The way forward towards overcoming food crises now and in the future is in promoting food sovereignty. This concept encompasses practices that promote local, diverse and generally people-controlled systems. At the end of the day, diversified small-scale production holds the key to long-term reduction of hunger in the world. Large-scale monoculture farms are more vulnerable than small holdings, as is evidenced in the drought in Australia and its ripple effects on global rice supply. Small-scale farms have inbuilt resilience and can withstand shocks whereas large-scale farmers depend on intensive agricultural systems, huge financial outlays, huge quantities of chemical inputs and are not ecologically compatible.
A restoration of direct interventionist policies by African governments in the provision of extension services and tools as well as market openings will greatly revive an agricultural system that has been knocked down by neoliberalism, conflicts and reinforced dependence on food aid. Where there are food shortages, such deficits should be met locally or regionally. To ensure that this is possible and in recognition of the fact that the majority of African farmers live and work in rural areas, the improvement of rural infrastructure is vital.

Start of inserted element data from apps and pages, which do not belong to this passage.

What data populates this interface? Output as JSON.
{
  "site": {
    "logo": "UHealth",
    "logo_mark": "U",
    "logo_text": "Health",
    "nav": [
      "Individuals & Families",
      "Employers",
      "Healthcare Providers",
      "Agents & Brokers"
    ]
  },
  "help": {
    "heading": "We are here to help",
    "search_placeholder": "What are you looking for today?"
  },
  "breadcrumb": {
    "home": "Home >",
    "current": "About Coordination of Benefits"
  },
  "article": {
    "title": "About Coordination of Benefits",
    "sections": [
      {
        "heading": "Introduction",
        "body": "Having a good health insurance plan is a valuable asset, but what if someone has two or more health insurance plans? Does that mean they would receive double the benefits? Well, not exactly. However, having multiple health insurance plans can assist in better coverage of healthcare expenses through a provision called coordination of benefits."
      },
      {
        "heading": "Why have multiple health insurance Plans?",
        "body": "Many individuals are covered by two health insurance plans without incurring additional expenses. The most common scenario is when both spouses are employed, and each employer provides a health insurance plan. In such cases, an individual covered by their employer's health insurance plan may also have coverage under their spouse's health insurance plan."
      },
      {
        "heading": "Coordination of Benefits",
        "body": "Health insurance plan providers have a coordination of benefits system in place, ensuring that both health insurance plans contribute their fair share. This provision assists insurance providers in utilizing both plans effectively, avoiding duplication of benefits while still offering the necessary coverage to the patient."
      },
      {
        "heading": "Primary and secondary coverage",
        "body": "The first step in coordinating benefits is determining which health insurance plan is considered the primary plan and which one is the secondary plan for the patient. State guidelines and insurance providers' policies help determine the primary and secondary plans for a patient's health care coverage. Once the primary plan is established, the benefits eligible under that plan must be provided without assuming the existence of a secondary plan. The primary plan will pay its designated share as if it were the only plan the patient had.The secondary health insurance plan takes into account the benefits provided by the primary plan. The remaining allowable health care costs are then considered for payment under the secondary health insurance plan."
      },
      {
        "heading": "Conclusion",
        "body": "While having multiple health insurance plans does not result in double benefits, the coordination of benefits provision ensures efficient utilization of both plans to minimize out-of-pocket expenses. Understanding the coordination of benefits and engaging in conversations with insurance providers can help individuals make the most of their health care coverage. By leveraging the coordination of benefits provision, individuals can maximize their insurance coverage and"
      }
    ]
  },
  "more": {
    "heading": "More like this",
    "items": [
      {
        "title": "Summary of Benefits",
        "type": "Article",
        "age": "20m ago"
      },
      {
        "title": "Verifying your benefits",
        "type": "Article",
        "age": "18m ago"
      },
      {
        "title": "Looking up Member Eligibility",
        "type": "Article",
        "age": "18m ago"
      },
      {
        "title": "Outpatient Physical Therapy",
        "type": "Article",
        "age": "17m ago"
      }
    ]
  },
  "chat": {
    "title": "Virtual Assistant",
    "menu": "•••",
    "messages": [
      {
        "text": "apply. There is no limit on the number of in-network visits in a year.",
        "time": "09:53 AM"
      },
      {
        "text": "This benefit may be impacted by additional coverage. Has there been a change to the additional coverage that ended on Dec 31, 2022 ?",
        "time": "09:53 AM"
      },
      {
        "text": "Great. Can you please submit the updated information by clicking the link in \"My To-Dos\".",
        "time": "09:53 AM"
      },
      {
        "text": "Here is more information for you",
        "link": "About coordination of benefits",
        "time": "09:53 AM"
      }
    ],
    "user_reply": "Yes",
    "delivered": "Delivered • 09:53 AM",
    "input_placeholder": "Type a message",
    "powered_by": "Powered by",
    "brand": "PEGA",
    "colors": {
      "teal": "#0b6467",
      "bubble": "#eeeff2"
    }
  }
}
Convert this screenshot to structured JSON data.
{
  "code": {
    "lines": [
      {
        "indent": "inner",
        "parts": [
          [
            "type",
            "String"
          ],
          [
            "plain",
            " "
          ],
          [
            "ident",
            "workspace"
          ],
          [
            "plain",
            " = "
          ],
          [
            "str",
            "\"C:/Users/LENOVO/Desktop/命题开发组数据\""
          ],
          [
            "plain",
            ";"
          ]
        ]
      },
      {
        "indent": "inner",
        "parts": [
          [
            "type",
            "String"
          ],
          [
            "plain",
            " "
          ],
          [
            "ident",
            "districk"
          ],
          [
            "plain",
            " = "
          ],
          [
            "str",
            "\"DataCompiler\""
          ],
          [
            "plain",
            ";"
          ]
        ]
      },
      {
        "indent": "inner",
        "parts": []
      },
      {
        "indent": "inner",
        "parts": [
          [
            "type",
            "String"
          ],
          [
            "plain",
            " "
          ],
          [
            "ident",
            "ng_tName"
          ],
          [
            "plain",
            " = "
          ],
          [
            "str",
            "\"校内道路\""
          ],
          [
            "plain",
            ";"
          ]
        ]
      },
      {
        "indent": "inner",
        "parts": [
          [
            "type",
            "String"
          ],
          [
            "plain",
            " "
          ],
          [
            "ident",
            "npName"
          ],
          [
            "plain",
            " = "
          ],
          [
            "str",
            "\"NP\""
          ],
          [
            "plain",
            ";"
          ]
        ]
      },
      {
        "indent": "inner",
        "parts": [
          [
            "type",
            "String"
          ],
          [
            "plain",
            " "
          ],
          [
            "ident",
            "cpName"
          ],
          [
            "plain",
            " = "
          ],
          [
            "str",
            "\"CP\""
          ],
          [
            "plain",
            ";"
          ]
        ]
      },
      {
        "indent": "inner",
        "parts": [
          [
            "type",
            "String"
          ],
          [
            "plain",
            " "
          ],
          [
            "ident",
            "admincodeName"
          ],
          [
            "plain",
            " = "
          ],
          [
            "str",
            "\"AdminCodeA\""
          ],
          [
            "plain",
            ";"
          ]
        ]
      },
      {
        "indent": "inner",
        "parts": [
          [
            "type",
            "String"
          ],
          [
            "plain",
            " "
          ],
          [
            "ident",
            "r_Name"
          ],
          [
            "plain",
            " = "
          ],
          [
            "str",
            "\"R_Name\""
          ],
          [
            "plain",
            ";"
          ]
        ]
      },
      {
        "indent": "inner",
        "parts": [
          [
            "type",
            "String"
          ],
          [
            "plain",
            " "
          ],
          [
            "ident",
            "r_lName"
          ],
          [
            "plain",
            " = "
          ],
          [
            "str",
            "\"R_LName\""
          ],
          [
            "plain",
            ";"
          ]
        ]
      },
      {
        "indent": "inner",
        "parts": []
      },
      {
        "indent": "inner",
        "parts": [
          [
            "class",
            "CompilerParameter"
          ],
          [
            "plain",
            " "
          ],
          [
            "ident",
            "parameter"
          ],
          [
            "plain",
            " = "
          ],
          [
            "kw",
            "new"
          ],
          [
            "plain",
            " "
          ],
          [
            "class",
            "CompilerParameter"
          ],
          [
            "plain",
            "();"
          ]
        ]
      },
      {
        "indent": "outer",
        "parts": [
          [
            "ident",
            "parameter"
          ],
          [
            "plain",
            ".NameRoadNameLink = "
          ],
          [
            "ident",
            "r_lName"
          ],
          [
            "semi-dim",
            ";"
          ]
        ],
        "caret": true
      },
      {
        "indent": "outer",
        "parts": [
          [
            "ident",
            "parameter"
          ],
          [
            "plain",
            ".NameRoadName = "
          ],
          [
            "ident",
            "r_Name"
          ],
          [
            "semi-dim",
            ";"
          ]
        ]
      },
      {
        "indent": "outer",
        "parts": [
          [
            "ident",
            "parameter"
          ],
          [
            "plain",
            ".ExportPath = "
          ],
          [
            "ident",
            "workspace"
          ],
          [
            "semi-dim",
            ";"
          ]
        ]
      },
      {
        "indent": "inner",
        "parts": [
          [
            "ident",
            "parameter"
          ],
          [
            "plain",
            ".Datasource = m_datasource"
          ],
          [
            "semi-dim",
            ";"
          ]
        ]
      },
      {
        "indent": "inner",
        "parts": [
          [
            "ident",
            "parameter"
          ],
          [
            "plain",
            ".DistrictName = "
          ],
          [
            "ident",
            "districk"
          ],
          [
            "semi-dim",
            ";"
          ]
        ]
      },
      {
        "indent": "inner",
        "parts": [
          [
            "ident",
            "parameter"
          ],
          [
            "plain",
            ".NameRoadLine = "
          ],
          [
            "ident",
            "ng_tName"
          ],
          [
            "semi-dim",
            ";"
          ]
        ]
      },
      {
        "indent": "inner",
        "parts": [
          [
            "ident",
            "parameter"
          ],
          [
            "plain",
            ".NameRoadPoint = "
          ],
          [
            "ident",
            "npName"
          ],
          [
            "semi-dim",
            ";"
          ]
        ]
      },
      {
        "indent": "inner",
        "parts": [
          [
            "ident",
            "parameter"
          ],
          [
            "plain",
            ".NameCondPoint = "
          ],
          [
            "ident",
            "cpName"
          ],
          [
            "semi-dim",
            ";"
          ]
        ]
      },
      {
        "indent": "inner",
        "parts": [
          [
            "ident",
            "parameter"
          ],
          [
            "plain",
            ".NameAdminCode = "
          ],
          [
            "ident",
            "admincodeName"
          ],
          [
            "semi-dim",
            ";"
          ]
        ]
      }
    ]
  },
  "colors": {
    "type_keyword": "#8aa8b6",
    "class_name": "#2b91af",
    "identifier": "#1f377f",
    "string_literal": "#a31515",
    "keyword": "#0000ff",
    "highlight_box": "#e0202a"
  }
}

The current crisis was never silent, although it may be a tsunami. The crisis grew noisily over the years and only required seeing eyes and hearing ears. Is the world ready to see and to hear accurately today?
Nnimmo Bassey is the executive director and founding member of Environmental Rights Action, the foremost environmental human rights advocacy group in Nigeria. He campaigns on GMO and food/hunger issues as well as on community impacts of extractive industries. He is also a poet who uses poetry as a cultural tool for change.
1 The Economist. The silent tsunami. 19-25 April 2008.
2 For further details see Khor, Martin (2008). The Impact of Trade Liberalisation on Agriculture in Developing Countries - The Experience of Ghana, TWN:Penang
3 http://ipsnews.net/news.asp?idnews= 41502
4 http://ipsnews.net/news.asp?idnews= 41502
6 Washington Post, 28 October 2006. The article was also published in Business Day, Lagos, on 8 November 2006.
11 Private e-mail communication with Friends of the Earth Ghana. 17 October 2007
12 Dugger, Celia W. (April 2007): U.S. rethinks foreign food aid.. According to the report, in the US, Public Law 480 and the Food for Peace programme, adopted in 1954, provided a way to dispose of surplus grain, which was costly to store, and at the same time feed the world's hungry people. The law mandated that food for the programme be grown domestically. Moreover the amount of food shipped falls as the cost of shipping rises.